It’s one of the best-preserved sites in the world depicting the ancient Roman and Byzantine empires.
But it’s so crowded that nobody can get a picture without capturing someone’s loud travel shirt or pointy finger. Everyone clambers around on structures that have aged for millennia, chipping off pieces as takkies and heels explore.
The city’s main thoroughfare between where its port used to be and the city centre looks alive.
It’s impossible to see the marble flagstones that line this beautiful site.
The sheer number of tourists have created a Kodak moment, not of memories of visiting a key pages 2 & 3 Gorgeous gardens galore piece of western civilisation but of a throng of other people.
The Acropolis in Athens, another relic of ancients, is just as crowded. Thousands of people ascend and descend the stairs to the Parthenon. The Plaka market, once a thriving local hotspot, is now home to curio shops and eateries that offer “authentic” Greek experiences and cuisine.
But the authenticity is long gone; it made way for commerce. There’s no charm in that. The only locals are the shopkeepers. Istanbul’s Grand Bazaar heaves with shoppers. So, too, does the area around the plaza.
The Turks don’t shop there much. More the pity that much of Türkiye’s famed leather products are now replicas, as the shopkeepers call them, or fakes, of brand names.

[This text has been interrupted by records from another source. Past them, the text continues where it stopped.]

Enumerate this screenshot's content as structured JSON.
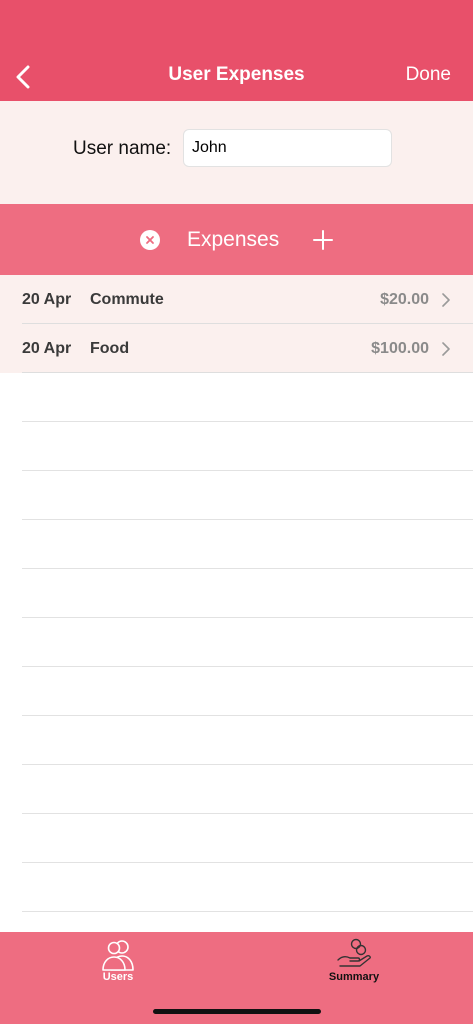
{
  "nav": {
    "title": "User Expenses",
    "done_label": "Done",
    "back_icon": "chevron-left-icon"
  },
  "user": {
    "label": "User name:",
    "value": "John"
  },
  "expenses_header": {
    "title": "Expenses",
    "clear_icon": "close-circle-icon",
    "add_icon": "plus-icon"
  },
  "expenses": [
    {
      "date": "20 Apr",
      "description": "Commute",
      "amount": "$20.00"
    },
    {
      "date": "20 Apr",
      "description": "Food",
      "amount": "$100.00"
    }
  ],
  "tabs": [
    {
      "label": "Users",
      "icon": "users-icon",
      "selected": true
    },
    {
      "label": "Summary",
      "icon": "summary-icon",
      "selected": false
    }
  ],
  "colors": {
    "nav_bg": "#e8506a",
    "accent": "#ee6d81",
    "row_bg": "#fbf0ee",
    "amount_text": "#8a8a8a"
  }
}
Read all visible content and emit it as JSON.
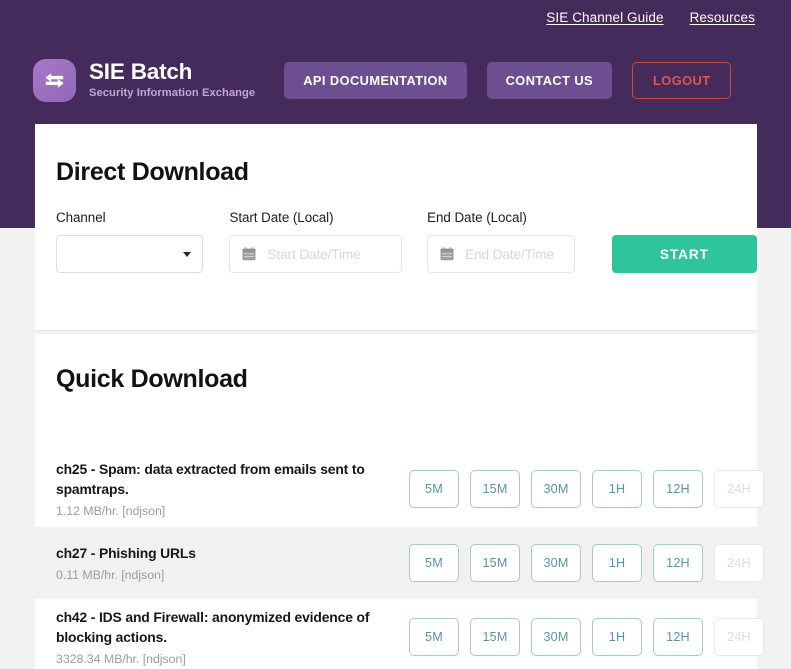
{
  "header": {
    "top_links": [
      {
        "label": "SIE Channel Guide",
        "name": "sie-channel-guide-link"
      },
      {
        "label": "Resources",
        "name": "resources-link"
      }
    ],
    "brand_title": "SIE Batch",
    "brand_subtitle": "Security Information Exchange",
    "logo_icon": "exchange-arrows-icon",
    "buttons": {
      "api_documentation": "API DOCUMENTATION",
      "contact_us": "CONTACT US",
      "logout": "LOGOUT"
    },
    "colors": {
      "band": "#452a5c",
      "button": "#6d4f91",
      "logout_border": "#c9483f",
      "logout_text": "#e2564c",
      "logo_gradient_from": "#a779c8",
      "logo_gradient_to": "#9466b8"
    }
  },
  "direct_download": {
    "title": "Direct Download",
    "channel": {
      "label": "Channel",
      "value": "",
      "icon": "chevron-down-icon"
    },
    "start_date": {
      "label": "Start Date (Local)",
      "value": "",
      "placeholder": "Start Date/Time",
      "icon": "calendar-icon"
    },
    "end_date": {
      "label": "End Date (Local)",
      "value": "",
      "placeholder": "End Date/Time",
      "icon": "calendar-icon"
    },
    "start_button": {
      "label": "START",
      "color": "#2ec49c"
    }
  },
  "quick_download": {
    "title": "Quick Download",
    "durations": [
      {
        "label": "5M",
        "disabled": false
      },
      {
        "label": "15M",
        "disabled": false
      },
      {
        "label": "30M",
        "disabled": false
      },
      {
        "label": "1H",
        "disabled": false
      },
      {
        "label": "12H",
        "disabled": false
      },
      {
        "label": "24H",
        "disabled": true
      }
    ],
    "button_colors": {
      "border": "#a9c9cd",
      "text": "#5c93a2",
      "disabled_border": "#e7e8e9",
      "disabled_text": "#dcdddf"
    },
    "rows": [
      {
        "name": "ch25 - Spam: data extracted from emails sent to spamtraps.",
        "meta": "1.12 MB/hr. [ndjson]",
        "striped": false
      },
      {
        "name": "ch27 - Phishing URLs",
        "meta": "0.11 MB/hr. [ndjson]",
        "striped": true
      },
      {
        "name": "ch42 - IDS and Firewall: anonymized evidence of blocking actions.",
        "meta": "3328.34 MB/hr. [ndjson]",
        "striped": false
      }
    ]
  }
}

Exceptional-quality handbags, wallets and belts, even branded jackets, come in Fendi, Louis Vuitton, Prada and Gucci knockoffs.

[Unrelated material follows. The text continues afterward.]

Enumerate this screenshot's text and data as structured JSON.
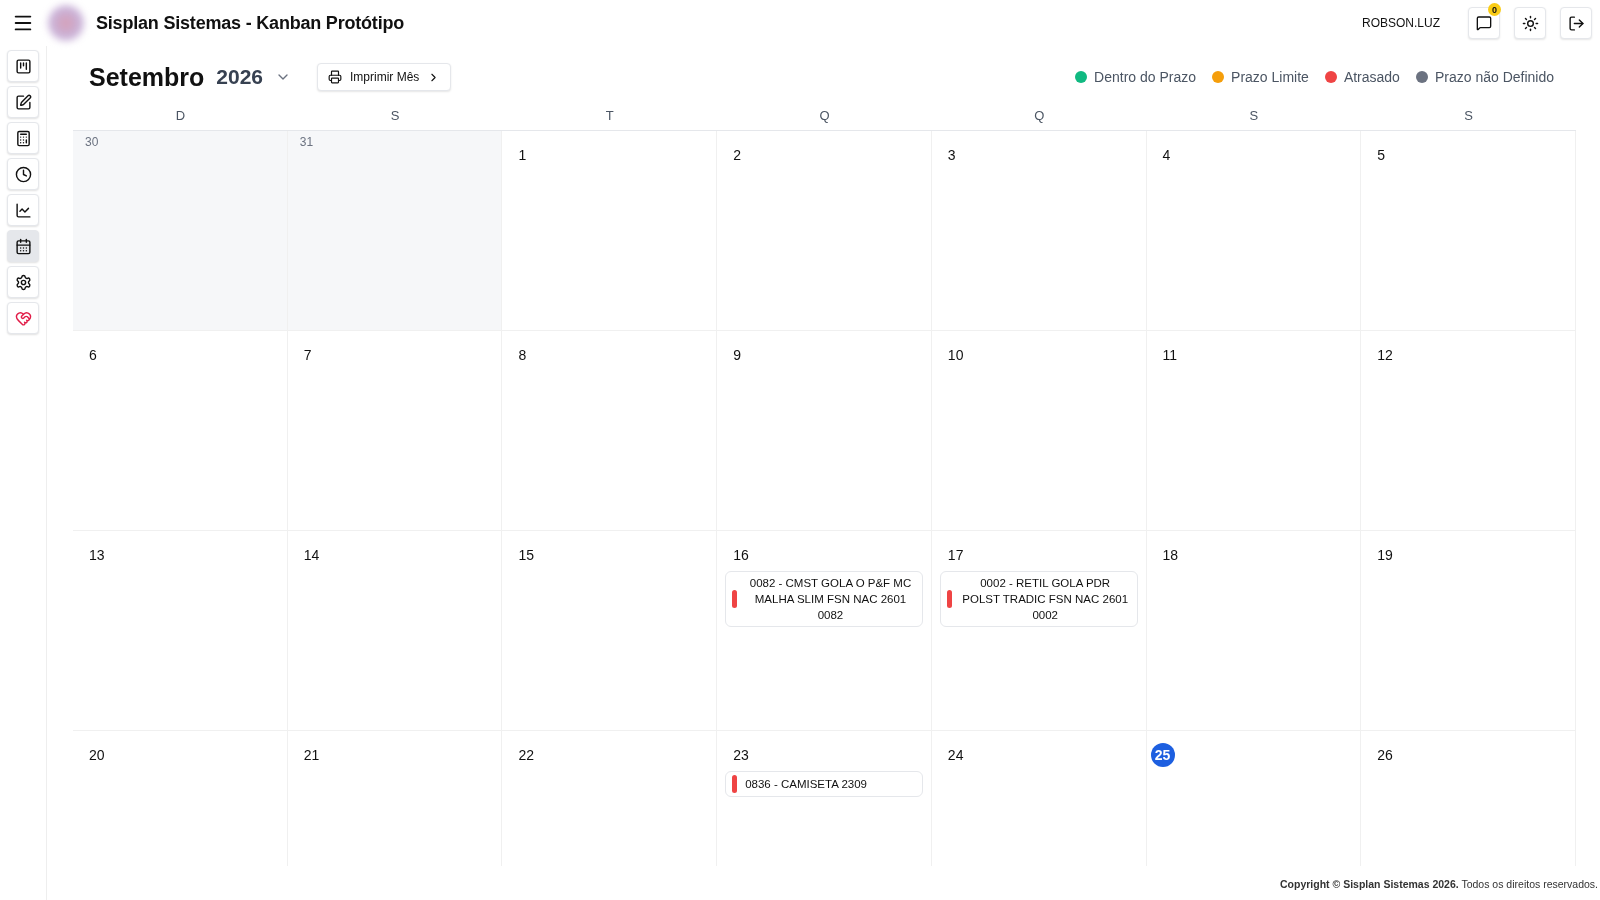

Finding an unbranded, locally made treasure of fine design and stitching is rare because while the quality is great, the labels are not real.
The famous blue mosque of Hagia Sophia
It spoils the entire experience and makes the stalls no different from any market, anywhere. Outside the famous blue mosque of Hagia Sophia, a constant, near 0.5km-long queue is managed by tourism police, crowd-control barriers and tour guides, who hold up everything from colourful umbrellas through to branded paddles.
In a numbers game, every tourist is worth a collective pot of gold. But an influx can drive up the cost of living for locals.
Tourism can also have a negative impact on the environment through factors such as pollution and increased waste.
Millions of feet through historical sites cause accelerated deterioration.
This is why some European countries are limiting tourism, and some of the regulations put in place include Italy’s banning of large cruise ships from Venice’s historic lagoon.
Measures in Rome include restricted access to the Trevi Fountain and Spanish Steps, and it now charges entry fees to the Pantheon.
Greece will be implementing a time-slot system to the Acropolis and is also charging entry fees while Amsterdam has banned cruise ships from its main ports, and Spain has limited the number of tourists who can visit the Alhambra in Granada.
There are also plans afoot to limit the issue of Schengen region visas to limit the number of inbound travellers.
Nobody wants to eliminate tourism. It’s an important source of revenue. But it’s got to be managed into a more sustainable shape. Because as unpleasant as it is for locals, it is also becoming insufferable for tourists.